TASK INSTRUCTIONS – Pick out all lines in the listing holding the string "AspNetCore" and copy them.
AVAILABLE DATA section start
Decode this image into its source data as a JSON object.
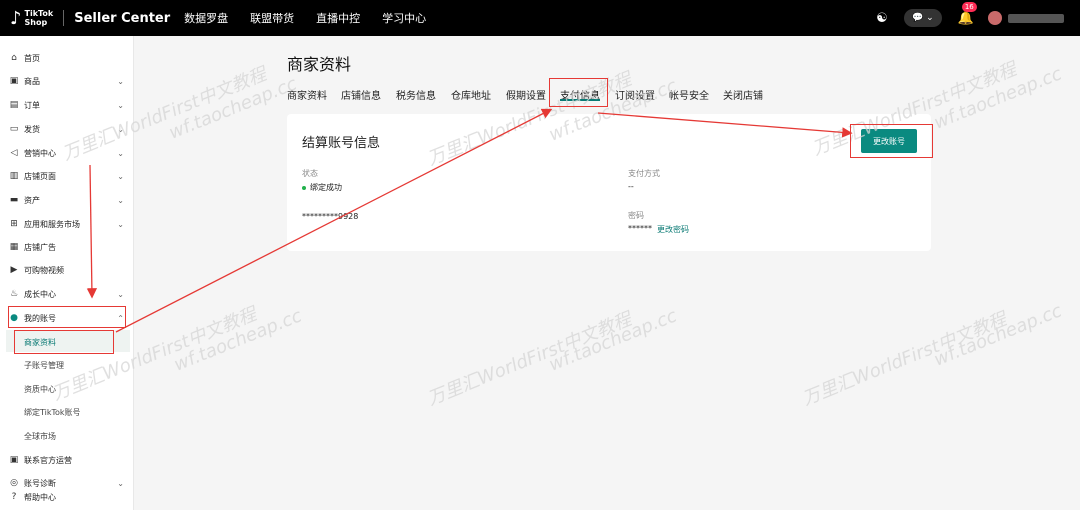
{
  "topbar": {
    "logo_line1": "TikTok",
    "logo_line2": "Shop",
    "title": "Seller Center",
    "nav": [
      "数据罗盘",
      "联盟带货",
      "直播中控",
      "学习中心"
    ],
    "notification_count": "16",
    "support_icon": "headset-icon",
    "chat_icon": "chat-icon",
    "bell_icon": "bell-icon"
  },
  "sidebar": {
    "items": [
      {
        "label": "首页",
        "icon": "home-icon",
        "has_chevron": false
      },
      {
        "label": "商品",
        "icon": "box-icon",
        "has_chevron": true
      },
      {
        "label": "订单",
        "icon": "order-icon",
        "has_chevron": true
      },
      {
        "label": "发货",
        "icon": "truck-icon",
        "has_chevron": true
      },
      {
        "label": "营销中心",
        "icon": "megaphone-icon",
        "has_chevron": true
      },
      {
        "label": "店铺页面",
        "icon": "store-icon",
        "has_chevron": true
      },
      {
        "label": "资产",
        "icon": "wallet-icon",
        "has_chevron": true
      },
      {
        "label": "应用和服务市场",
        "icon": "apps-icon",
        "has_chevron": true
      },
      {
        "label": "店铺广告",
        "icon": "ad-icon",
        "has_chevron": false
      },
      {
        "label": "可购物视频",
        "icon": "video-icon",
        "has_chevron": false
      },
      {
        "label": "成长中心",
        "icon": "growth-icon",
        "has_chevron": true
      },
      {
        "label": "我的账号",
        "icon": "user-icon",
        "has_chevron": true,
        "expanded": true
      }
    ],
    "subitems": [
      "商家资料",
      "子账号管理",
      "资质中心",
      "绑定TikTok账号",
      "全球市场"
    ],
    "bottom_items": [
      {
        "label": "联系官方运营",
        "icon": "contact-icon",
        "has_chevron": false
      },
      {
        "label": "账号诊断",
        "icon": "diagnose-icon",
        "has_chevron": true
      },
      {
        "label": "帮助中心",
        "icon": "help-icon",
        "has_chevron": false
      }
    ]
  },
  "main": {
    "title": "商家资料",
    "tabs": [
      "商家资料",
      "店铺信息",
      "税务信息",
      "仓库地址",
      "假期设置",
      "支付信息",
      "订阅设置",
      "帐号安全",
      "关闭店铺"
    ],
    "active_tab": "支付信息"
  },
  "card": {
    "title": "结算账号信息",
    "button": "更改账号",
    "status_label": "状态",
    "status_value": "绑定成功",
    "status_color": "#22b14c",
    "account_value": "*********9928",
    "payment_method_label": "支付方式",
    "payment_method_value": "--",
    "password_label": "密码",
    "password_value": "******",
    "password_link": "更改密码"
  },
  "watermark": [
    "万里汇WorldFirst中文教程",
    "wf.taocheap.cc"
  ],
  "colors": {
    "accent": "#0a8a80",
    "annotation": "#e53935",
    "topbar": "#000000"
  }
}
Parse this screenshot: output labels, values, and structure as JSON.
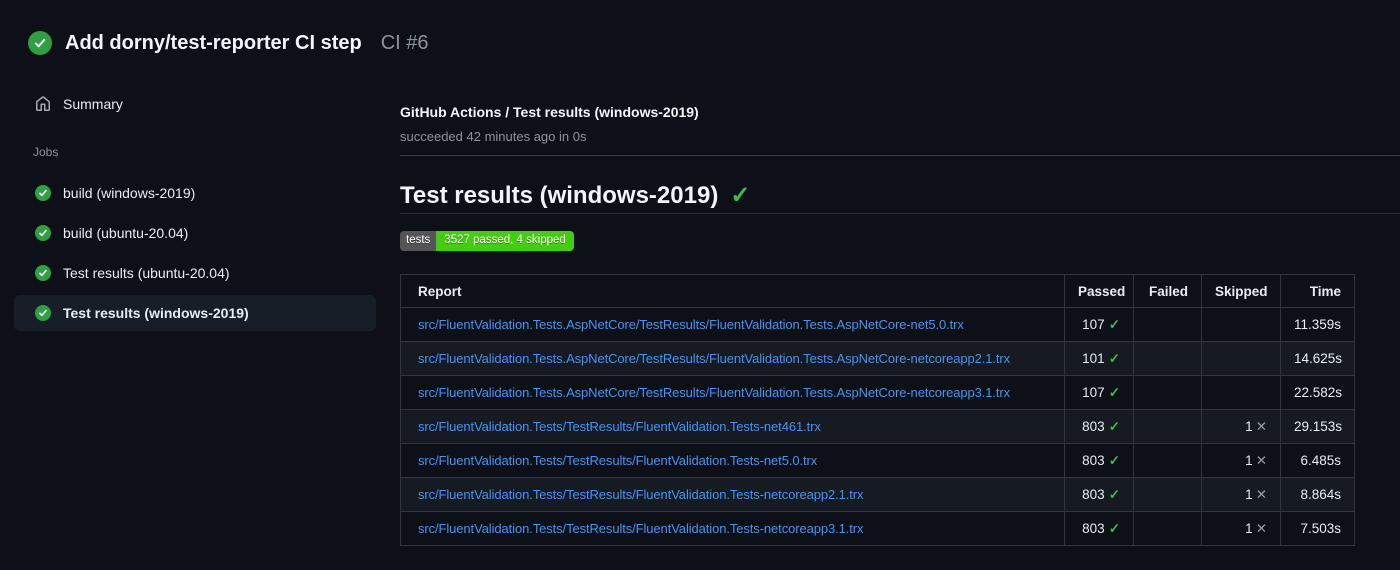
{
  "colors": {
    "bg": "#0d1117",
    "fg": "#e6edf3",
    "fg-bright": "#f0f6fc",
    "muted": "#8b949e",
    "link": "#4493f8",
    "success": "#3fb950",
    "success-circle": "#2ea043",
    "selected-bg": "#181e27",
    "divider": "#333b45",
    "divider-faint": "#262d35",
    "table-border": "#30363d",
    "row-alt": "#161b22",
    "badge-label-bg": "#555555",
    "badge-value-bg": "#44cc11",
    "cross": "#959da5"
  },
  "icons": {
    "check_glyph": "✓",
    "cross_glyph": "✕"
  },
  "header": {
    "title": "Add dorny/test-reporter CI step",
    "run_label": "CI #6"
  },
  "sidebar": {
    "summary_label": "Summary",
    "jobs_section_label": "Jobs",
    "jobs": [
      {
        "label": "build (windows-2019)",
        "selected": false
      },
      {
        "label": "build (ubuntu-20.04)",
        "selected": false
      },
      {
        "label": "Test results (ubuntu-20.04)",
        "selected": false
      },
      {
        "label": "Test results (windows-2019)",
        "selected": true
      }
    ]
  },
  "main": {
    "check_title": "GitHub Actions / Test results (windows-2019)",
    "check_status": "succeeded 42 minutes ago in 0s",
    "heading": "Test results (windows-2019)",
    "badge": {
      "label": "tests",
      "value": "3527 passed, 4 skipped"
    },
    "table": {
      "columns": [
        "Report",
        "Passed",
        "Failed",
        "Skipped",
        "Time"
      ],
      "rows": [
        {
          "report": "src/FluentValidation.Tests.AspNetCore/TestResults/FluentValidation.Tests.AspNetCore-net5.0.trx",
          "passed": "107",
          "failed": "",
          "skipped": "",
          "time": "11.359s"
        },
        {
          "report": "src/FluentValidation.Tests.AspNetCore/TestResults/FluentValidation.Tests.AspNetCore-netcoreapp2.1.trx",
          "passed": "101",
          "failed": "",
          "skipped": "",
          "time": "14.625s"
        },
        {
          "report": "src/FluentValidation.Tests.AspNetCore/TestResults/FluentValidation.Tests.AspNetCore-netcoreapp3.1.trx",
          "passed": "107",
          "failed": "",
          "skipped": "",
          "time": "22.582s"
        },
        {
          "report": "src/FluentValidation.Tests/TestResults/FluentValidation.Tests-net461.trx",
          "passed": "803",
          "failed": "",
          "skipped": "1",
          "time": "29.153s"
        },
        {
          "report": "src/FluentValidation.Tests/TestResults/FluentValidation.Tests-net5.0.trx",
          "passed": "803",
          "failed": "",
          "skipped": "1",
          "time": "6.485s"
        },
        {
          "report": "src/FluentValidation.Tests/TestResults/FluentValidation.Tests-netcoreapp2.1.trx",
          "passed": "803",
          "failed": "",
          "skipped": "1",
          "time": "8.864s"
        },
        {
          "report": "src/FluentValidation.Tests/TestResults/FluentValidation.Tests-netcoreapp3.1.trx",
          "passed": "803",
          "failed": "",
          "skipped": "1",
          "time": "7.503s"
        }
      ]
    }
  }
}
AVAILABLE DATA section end
TASK SOLUTION –
          "report": "src/FluentValidation.Tests.AspNetCore/TestResults/FluentValidation.Tests.AspNetCore-net5.0.trx",
          "report": "src/FluentValidation.Tests.AspNetCore/TestResults/FluentValidation.Tests.AspNetCore-netcoreapp2.1.trx",
          "report": "src/FluentValidation.Tests.AspNetCore/TestResults/FluentValidation.Tests.AspNetCore-netcoreapp3.1.trx",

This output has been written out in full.